“As part of our efforts to combat the opioid crisis it is critical that we do everything that we can to prevent the production of counterfeit drugs that help fuel the tide of addiction,” said Senator Hassan. “The bipartisan STEER Act requires anyone who owns tableting or encapsulating machines, which are used to manufacture pills, to register them with the DEA to ensure that the machines are not used for illicit purposes. Members from both parties – and President Trump’s own opioid commission – agree on the importance of regulating these machines, and I hope that we can move this bill forward with the urgency needed to match the severity of this epidemic.”

“We must remain on the frontlines of combating the opioid epidemic. Pill presses play a huge role in the spread of opioids by providing an easy pathway for these narcotics to infiltrate our communities without detection. The opioid death rate is now at an all-time high, and it is more important than ever to provide solutions to bring this national crisis to an end. The STEER Act proposes real, tangible steps to help authorities keep track of these machines and crack down on the production of illicit drugs,” said Rep. Kustoff. “Many thanks to Congresswoman Ann McLane Kuster (D-NH) for working alongside me as an original cosponsor of this important legislation. I also appreciate the support of my colleagues, Senator Bill Cassidy (R-LA) and Senator Maggie Hassan (D-NH), for introducing a companion bill in the U.S. Senate. The opioid crisis transcends party lines, and together we can bring an end to this epidemic once and for all.”

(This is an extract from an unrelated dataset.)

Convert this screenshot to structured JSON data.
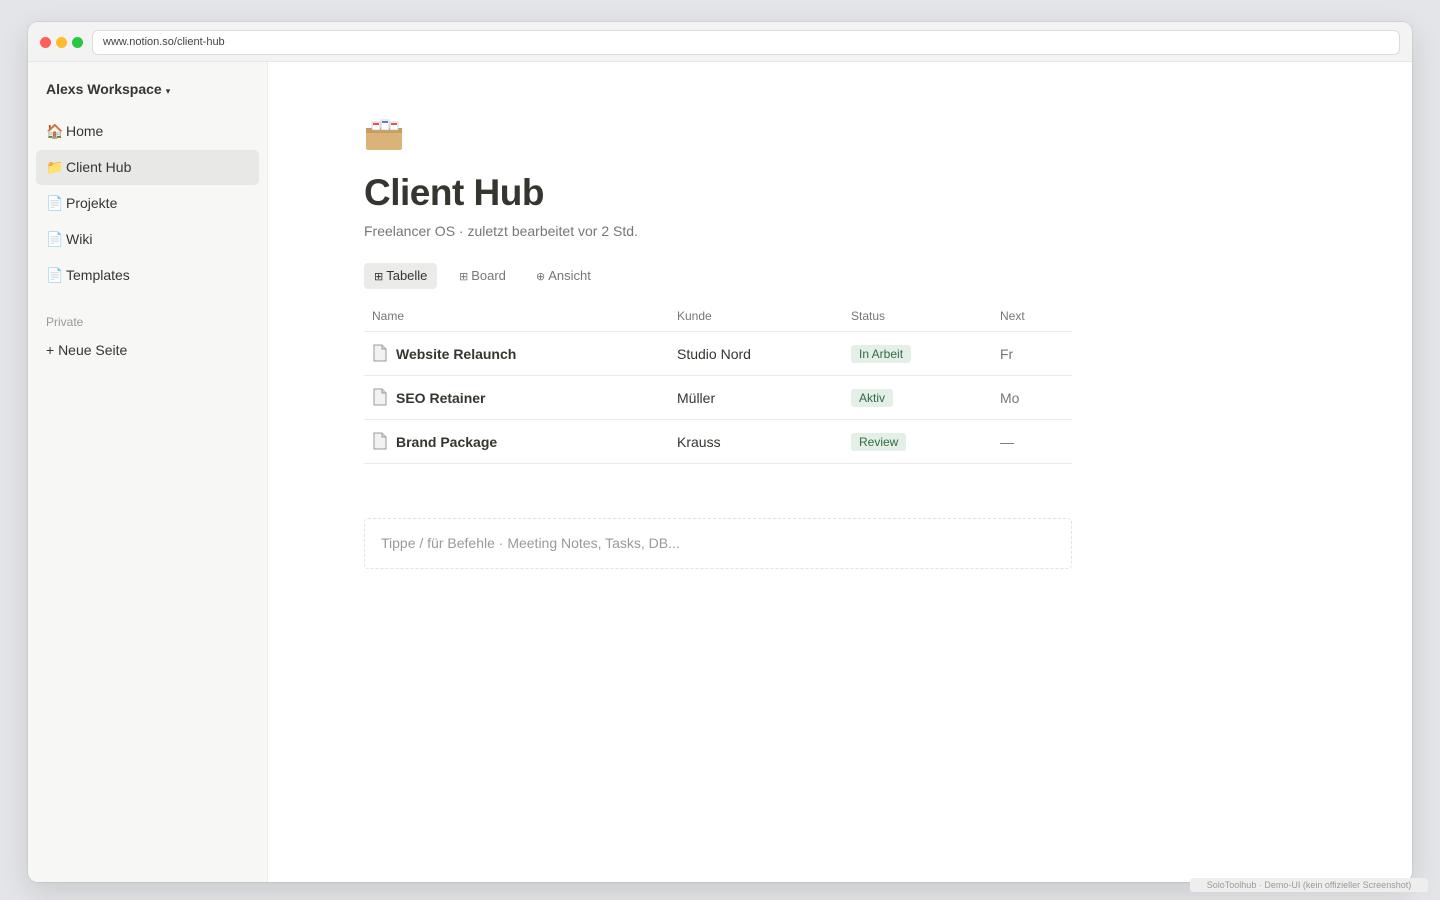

“The spread of synthetic opioids has accelerated an already deadly epidemic,” said Rep. Kuster. “Knockoff opioids often contain dangerous synthetics such as fentanyl or carfentanil, which simply put, will kill unwitting individuals suffering from substance use disorder. It’s critical that we get unregistered pill presses off the street and hold drug dealers and bad actors responsible for pushing these counterfeit drugs.”

Frequently Asked Questions

Why is this legislation necessary?

This legislation gives the U.S. Department of Justice and law enforcement the ability to better combat the opioid crisis by identifying pill press machines being used for illegal purposes. It also creates criminal penalties for people who use tableting and encapsulating machines to turn illegal drugs into counterfeit pills that cause accidental overdoses.

Does this legislation mean that I will no longer be able to own a pill press machine?

No. Anyone who currently owns a pill press machine or who is able to own a pill press machine will still be free to do so. This legislation does not affect anyone’s ability to purchase or own a pill press machine.

Will I have to register the machine I use for soaps, vitamins, or other homeopathic purposes?

No. This legislation is targeted to fight the opioid epidemic. If you are not manufacturing controlled substances or using analogues of controlled substances in your manufacturing, this legislation does not apply to you.

If I own a pill press machine, will I be put on a government list?

No. If you have not and are not using your machine to make drugs classified as controlled substances, this legislation does not require the U.S. attorney general to register your machine.

How is the government going to register all of these machines?

The bill requires the U.S. attorney general to make the public aware of the need to register pill press machines if they are using them to create controlled substances. If you are not using your pill press or encapsulating machine to create controlled substances, or have not used it to do so in the past, the attorney general is not required to register the machine. Additionally, the attorney general is not required to register a machine if doing so is inconsistent with public interest.

Won’t criminals just lie about how they use their machines and make deadly counterfeit pills with fentanyl anyway?

While no legislation can make people tell the truth, this legislation does increase the penalties for criminals who lie and use tableting and encapsulating machines to put deadly opioids on the streets. This bill will help ensure more criminals receive jail time and pay fines.

Contributed by Sen. Bill Cassidy